Italy23 July 2003
Two bills tailored for Berlusconi’s media empire progress through parliament
Reporters Without Borders today warned of the dangers to press freedom posed by two bills that came before parliament yesterday, the Gasparri bill on broadcasting reform, which was passed by the senate, and a bill supposed to address claims that Prime Minister Berlusconi’s ownership of a media empire constitutes a conflict of interests, which was passed by the chamber of deputies.
"These bills clearly serve the interests of Silvio Berlusconi, whose simultaneous possession of the highest political office and a news media empire is a unique anomaly in Europe," said Reporters Without Borders secretary-general Robert Ménard. "They pose a threat to press freedom and pluralism and a real danger for the autonomy of public television."
Berlusconi is the richest man in Italy. The news media are at the heart of his economic empire. He owns Mondadori, one of Italy’s biggest press and publishing groups, and Mediaset, which groups three commercial TV channels. At the same time, as prime minister, he has considerable influence over the state radio and TV broadcaster RAI.
The bill passed by the chamber of deputies says the management of a profit-making enterprise is incompatible with public office, but insists that there is no conflict of interests if the running of the company is entrusted to another person. Since Berlusconi’s companies are run by family members and associates and Berlusconi’s name does not appear in their organisation charts, there is no conflict of interests, according to the bill.
The opposition refused to participate in the final vote on this bill, which must be approved by the senate before it becomes law.
The Gasparri bill on broadcasting reform, which must now come before the chamber of deputies, allows companies to have interests in more than one news media category, reforms anti-trust restrictions and changes the composition of RAI’s board of governors. Beginning in January 2009, someone who owns more than one TV channel will also be able to acquire print media.
By allowing more advertising, the bill will increase the dominance of RAI and Mediaset, which together already absorb 93 per cent of the money spent on television advertising. Mediaset alone takes 63 per cent.

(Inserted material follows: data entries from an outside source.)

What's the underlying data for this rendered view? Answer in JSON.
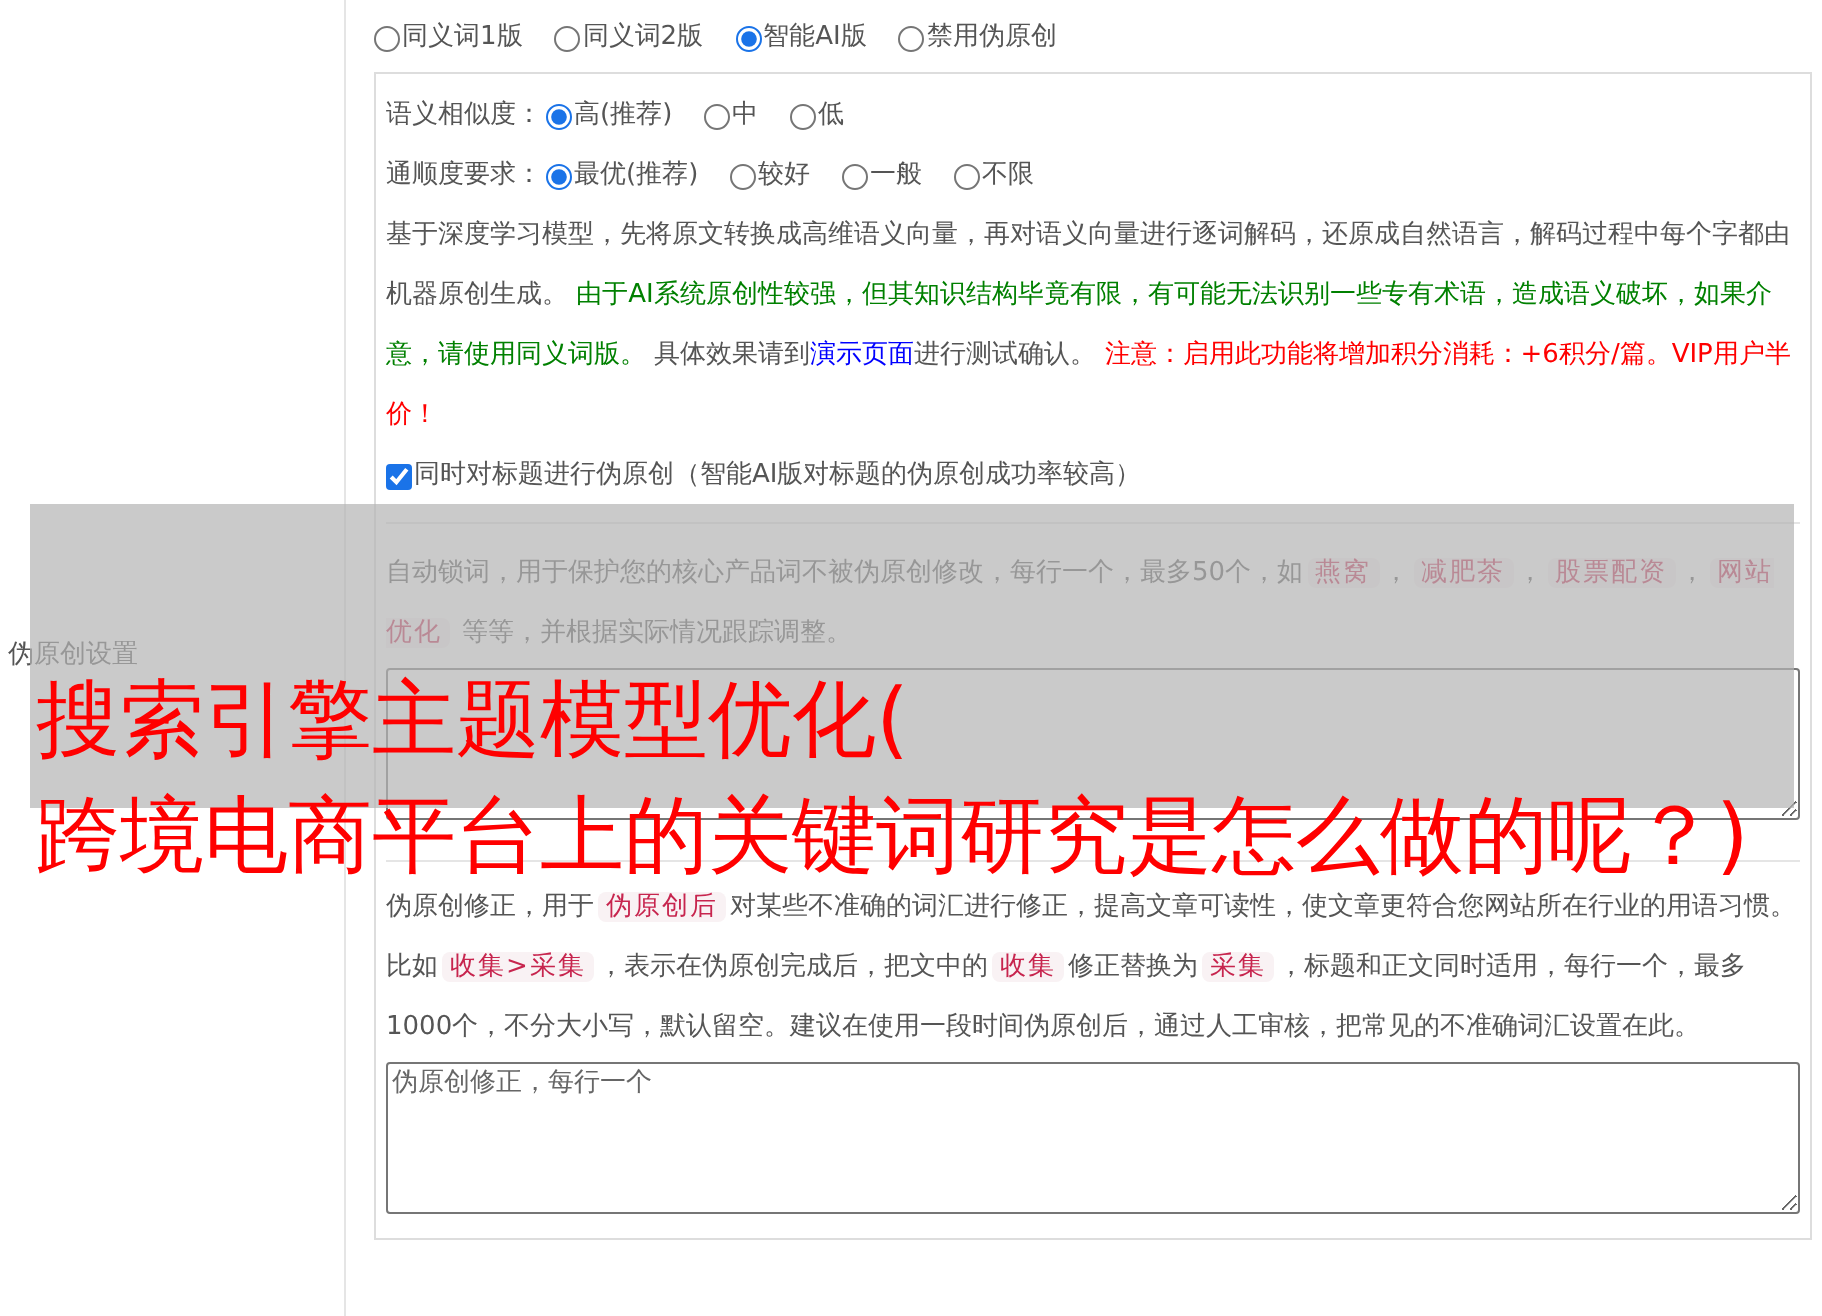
{
  "mode_options": [
    {
      "label": "同义词1版",
      "selected": false
    },
    {
      "label": "同义词2版",
      "selected": false
    },
    {
      "label": "智能AI版",
      "selected": true
    },
    {
      "label": "禁用伪原创",
      "selected": false
    }
  ],
  "similarity": {
    "label": "语义相似度：",
    "options": [
      {
        "label": "高(推荐)",
        "selected": true
      },
      {
        "label": "中",
        "selected": false
      },
      {
        "label": "低",
        "selected": false
      }
    ]
  },
  "fluency": {
    "label": "通顺度要求：",
    "options": [
      {
        "label": "最优(推荐)",
        "selected": true
      },
      {
        "label": "较好",
        "selected": false
      },
      {
        "label": "一般",
        "selected": false
      },
      {
        "label": "不限",
        "selected": false
      }
    ]
  },
  "ai_description": [
    {
      "kind": "plain",
      "text": "基于深度学习模型，先将原文转换成高维语义向量，再对语义向量进行逐词解码，还原成自然语言，解码过程中每个字都由机器原创生成。 "
    },
    {
      "kind": "note",
      "text": "由于AI系统原创性较强，但其知识结构毕竟有限，有可能无法识别一些专有术语，造成语义破坏，如果介意，请使用同义词版。"
    },
    {
      "kind": "plain",
      "text": " 具体效果请到"
    },
    {
      "kind": "link",
      "text": "演示页面"
    },
    {
      "kind": "plain",
      "text": "进行测试确认。 "
    },
    {
      "kind": "warning",
      "text": "注意：启用此功能将增加积分消耗：+6积分/篇。VIP用户半价！"
    }
  ],
  "title_checkbox": {
    "label": "同时对标题进行伪原创（智能AI版对标题的伪原创成功率较高）",
    "checked": true
  },
  "section_label": "伪原创设置",
  "lock_words": {
    "description": [
      {
        "kind": "plain",
        "text": "自动锁词，用于保护您的核心产品词不被伪原创修改，每行一个，最多50个，如"
      },
      {
        "kind": "chip",
        "text": "燕窝"
      },
      {
        "kind": "plain",
        "text": "，"
      },
      {
        "kind": "chip",
        "text": "减肥茶"
      },
      {
        "kind": "plain",
        "text": "，"
      },
      {
        "kind": "chip",
        "text": "股票配资"
      },
      {
        "kind": "plain",
        "text": "，"
      },
      {
        "kind": "chip",
        "text": "网站优化"
      },
      {
        "kind": "plain",
        "text": " 等等，并根据实际情况跟踪调整。"
      }
    ]
  },
  "correction": {
    "description": [
      {
        "kind": "plain",
        "text": "伪原创修正，用于"
      },
      {
        "kind": "chip",
        "text": "伪原创后"
      },
      {
        "kind": "plain",
        "text": "对某些不准确的词汇进行修正，提高文章可读性，使文章更符合您网站所在行业的用语习惯。比如"
      },
      {
        "kind": "chip",
        "text": "收集>采集"
      },
      {
        "kind": "plain",
        "text": "，表示在伪原创完成后，把文中的"
      },
      {
        "kind": "chip",
        "text": "收集"
      },
      {
        "kind": "plain",
        "text": "修正替换为"
      },
      {
        "kind": "chip",
        "text": "采集"
      },
      {
        "kind": "plain",
        "text": "，标题和正文同时适用，每行一个，最多1000个，不分大小写，默认留空。建议在使用一段时间伪原创后，通过人工审核，把常见的不准确词汇设置在此。"
      }
    ],
    "placeholder": "伪原创修正，每行一个"
  },
  "overlay": {
    "lines": [
      "搜索引擎主题模型优化(",
      "跨境电商平台上的关键词研究是怎么做的呢？)"
    ]
  }
}
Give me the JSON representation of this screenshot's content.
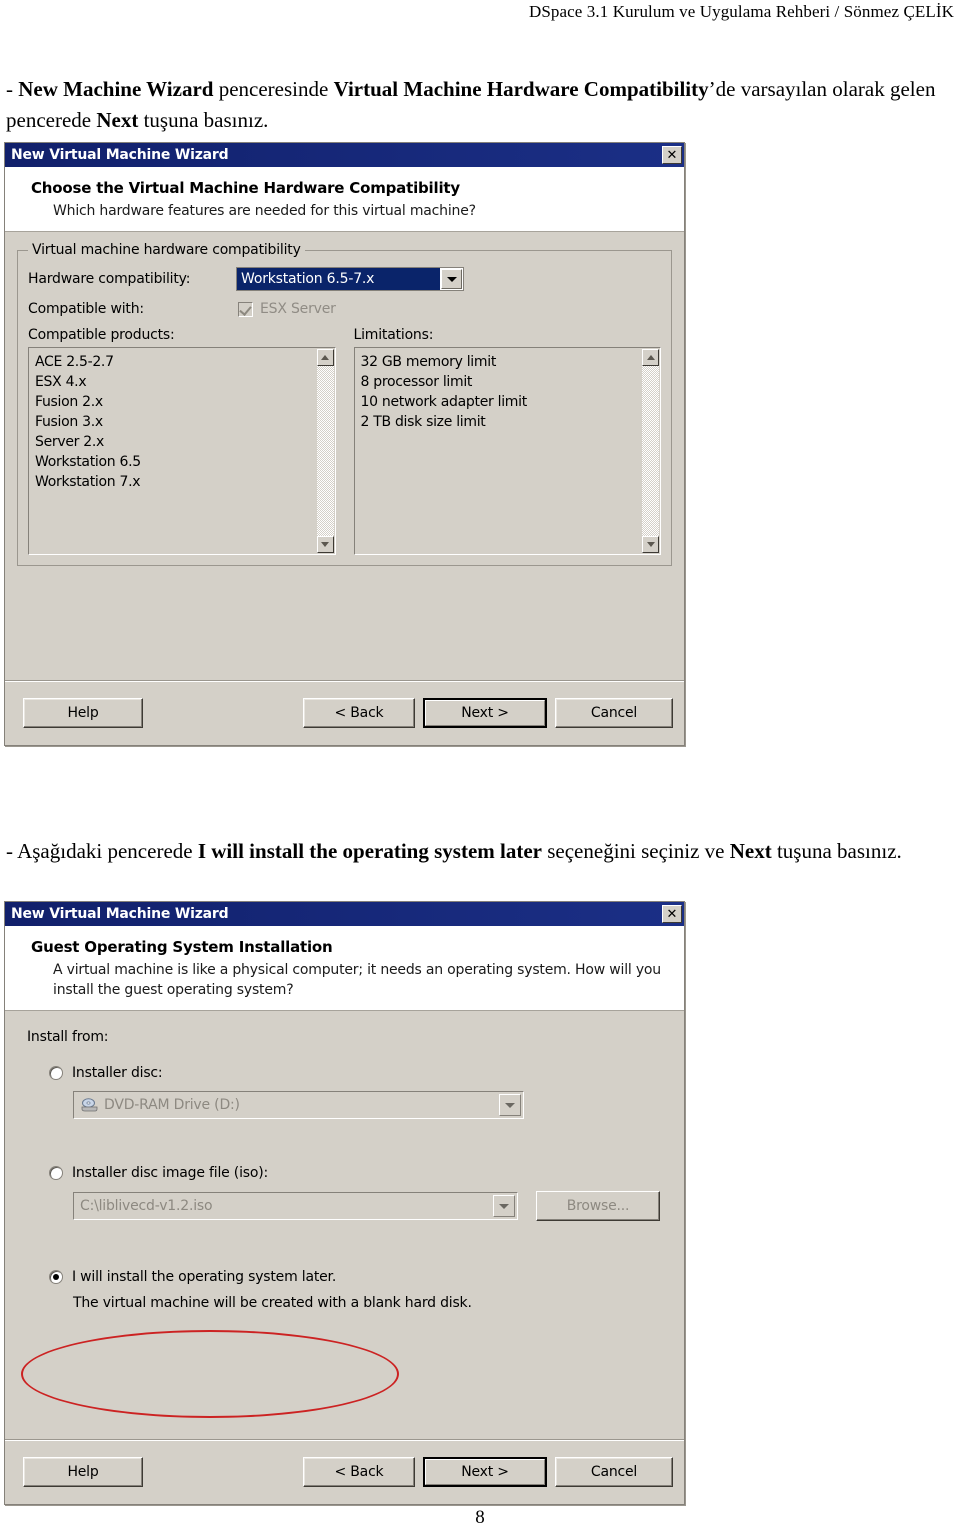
{
  "page": {
    "header": "DSpace 3.1  Kurulum ve Uygulama Rehberi / Sönmez ÇELİK",
    "number": "8",
    "paragraph1_pre": "- ",
    "paragraph1_b1": "New Machine Wizard",
    "paragraph1_mid": " penceresinde ",
    "paragraph1_b2": "Virtual Machine Hardware Compatibility",
    "paragraph1_mid2": "’de varsayılan olarak gelen pencerede ",
    "paragraph1_b3": "Next",
    "paragraph1_end": " tuşuna basınız.",
    "paragraph2_pre": "- Aşağıdaki pencerede ",
    "paragraph2_b1": "I will install the operating system later",
    "paragraph2_mid": " seçeneğini seçiniz ve ",
    "paragraph2_b2": "Next",
    "paragraph2_end": " tuşuna basınız."
  },
  "colors": {
    "titlebar": "#16226e",
    "dialog_face": "#d4d0c8",
    "selection": "#0a246a",
    "annotation_red": "#cc2222"
  },
  "dialog1": {
    "title": "New Virtual Machine Wizard",
    "close_label": "✕",
    "header_title": "Choose the Virtual Machine Hardware Compatibility",
    "header_sub": "Which hardware features are needed for this virtual machine?",
    "groupbox_title": "Virtual machine hardware compatibility",
    "hardware_compat_label": "Hardware compatibility:",
    "hardware_compat_value": "Workstation 6.5-7.x",
    "compatible_with_label": "Compatible with:",
    "esx_checkbox_label": "ESX Server",
    "esx_checkbox_checked": true,
    "compatible_products_label": "Compatible products:",
    "compatible_products": [
      "ACE 2.5-2.7",
      "ESX 4.x",
      "Fusion 2.x",
      "Fusion 3.x",
      "Server 2.x",
      "Workstation 6.5",
      "Workstation 7.x"
    ],
    "limitations_label": "Limitations:",
    "limitations": [
      "32 GB memory limit",
      "8 processor limit",
      "10 network adapter limit",
      "2 TB disk size limit"
    ],
    "buttons": {
      "help": "Help",
      "back": "< Back",
      "next": "Next >",
      "cancel": "Cancel"
    }
  },
  "dialog2": {
    "title": "New Virtual Machine Wizard",
    "close_label": "✕",
    "header_title": "Guest Operating System Installation",
    "header_sub": "A virtual machine is like a physical computer; it needs an operating system. How will you install the guest operating system?",
    "install_from_label": "Install from:",
    "option_installer_disc": "Installer disc:",
    "installer_disc_value": "DVD-RAM Drive (D:)",
    "option_iso": "Installer disc image file (iso):",
    "iso_value": "C:\\liblivecd-v1.2.iso",
    "browse_label": "Browse...",
    "option_later": "I will install the operating system later.",
    "option_later_sub": "The virtual machine will be created with a blank hard disk.",
    "selected_option": "later",
    "buttons": {
      "help": "Help",
      "back": "< Back",
      "next": "Next >",
      "cancel": "Cancel"
    }
  }
}
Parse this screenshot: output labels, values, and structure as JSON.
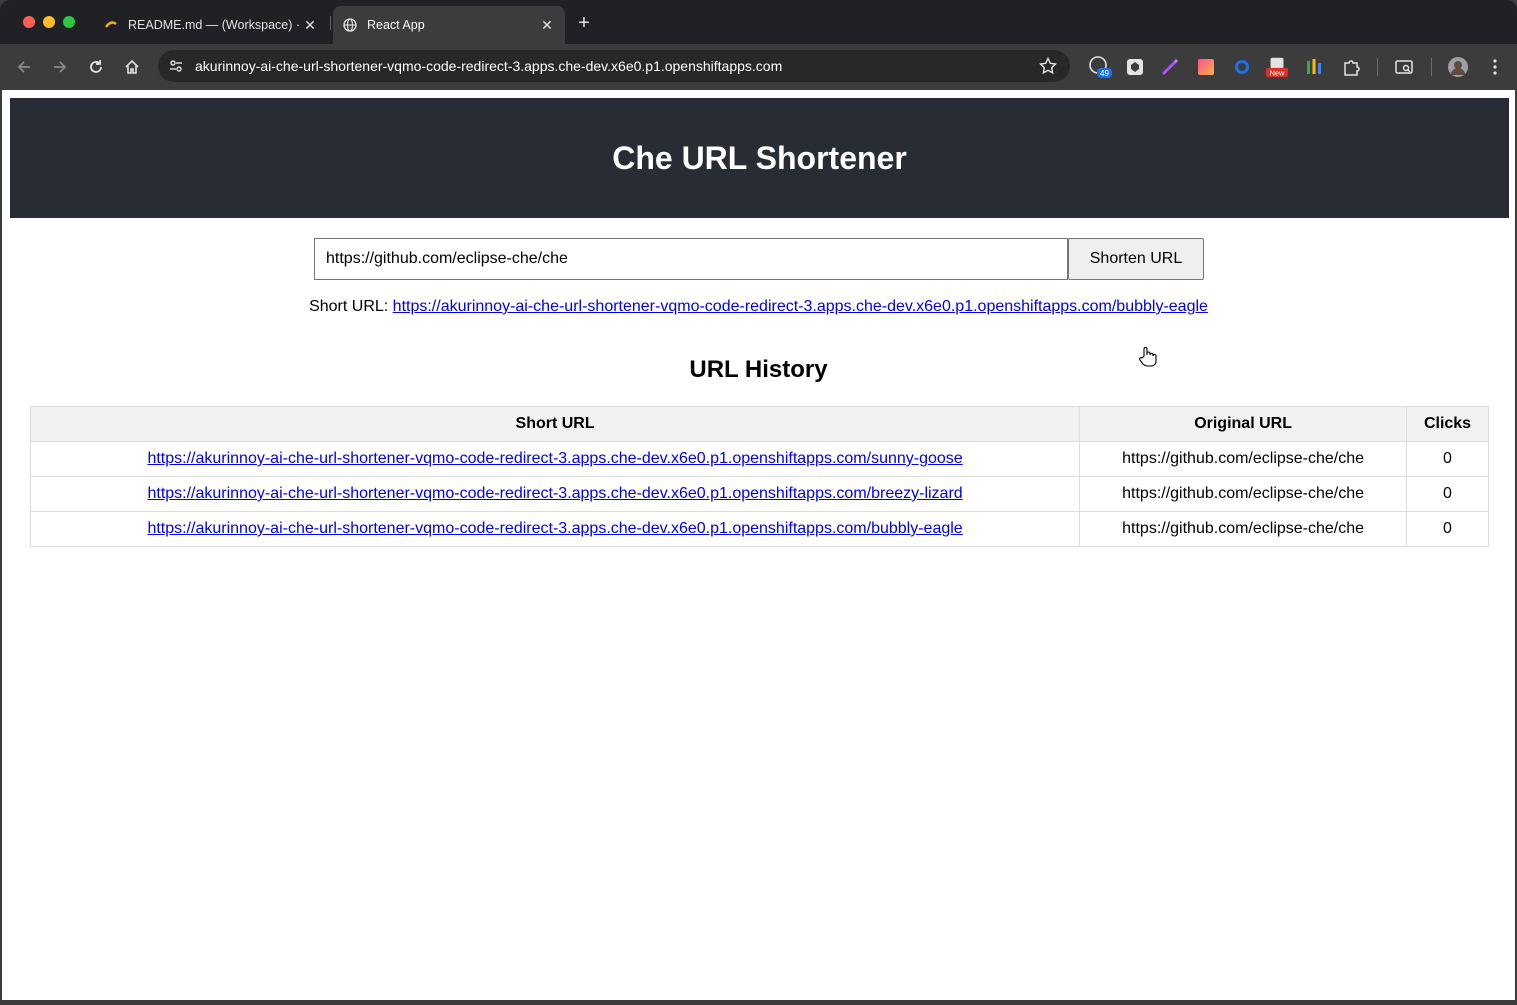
{
  "browser": {
    "tabs": [
      {
        "title": "README.md — (Workspace) ·",
        "active": false
      },
      {
        "title": "React App",
        "active": true
      }
    ],
    "address": "akurinnoy-ai-che-url-shortener-vqmo-code-redirect-3.apps.che-dev.x6e0.p1.openshiftapps.com",
    "extension_badges": {
      "count_badge": "49",
      "new_badge": "New"
    }
  },
  "app": {
    "title": "Che URL Shortener",
    "input_value": "https://github.com/eclipse-che/che",
    "button_label": "Shorten URL",
    "short_url_label": "Short URL:",
    "short_url": "https://akurinnoy-ai-che-url-shortener-vqmo-code-redirect-3.apps.che-dev.x6e0.p1.openshiftapps.com/bubbly-eagle"
  },
  "history": {
    "title": "URL History",
    "columns": [
      "Short URL",
      "Original URL",
      "Clicks"
    ],
    "rows": [
      {
        "short": "https://akurinnoy-ai-che-url-shortener-vqmo-code-redirect-3.apps.che-dev.x6e0.p1.openshiftapps.com/sunny-goose",
        "original": "https://github.com/eclipse-che/che",
        "clicks": "0"
      },
      {
        "short": "https://akurinnoy-ai-che-url-shortener-vqmo-code-redirect-3.apps.che-dev.x6e0.p1.openshiftapps.com/breezy-lizard",
        "original": "https://github.com/eclipse-che/che",
        "clicks": "0"
      },
      {
        "short": "https://akurinnoy-ai-che-url-shortener-vqmo-code-redirect-3.apps.che-dev.x6e0.p1.openshiftapps.com/bubbly-eagle",
        "original": "https://github.com/eclipse-che/che",
        "clicks": "0"
      }
    ]
  },
  "colors": {
    "header_bg": "#282c34",
    "link": "#0000ee",
    "tab_strip": "#202124",
    "toolbar": "#3c3c3c"
  }
}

The reform also envisages a progressive privatisation of RAI, but no shareholder will be able to own more 1 per cent of the shares, which will leave the economy ministry in control. The bill allows the Mediaset channel Retequattro to delay its move to satellite broadcasting until January 2006 instead of January 2004, as required by the constitutional court.
Instead of having five members named by the presidents of the senate and chamber of deputies, RAI’s board of governors will have nine members - seven of them named by the parliamentary monitoring commission and two by the economy ministry. Lucia Annunziata, the president of RAI’s board of governors, has said she will resign as soon as the bill becomes law.
In a report entitled "A media conflict of interest: anomaly in Italy," published in April, Reporters Without Borders analysed the consequences of Berlusconi’s conflict of interests on the diversity of news and information in Italy, which fell to 40th position in the worldwide press freedom ranking in 2002.
The organisation concluded that the blind trust formula was illusory and was in no way a solution to Berlusconi’s conflict of interests. As there is a danger that a similar situation could arise in other European countries, Reporters Without Borders recommended that the European Commission should look at the case of Italy in the drafting of its green paper on the concentration of news media in the hands of a few individuals or companies.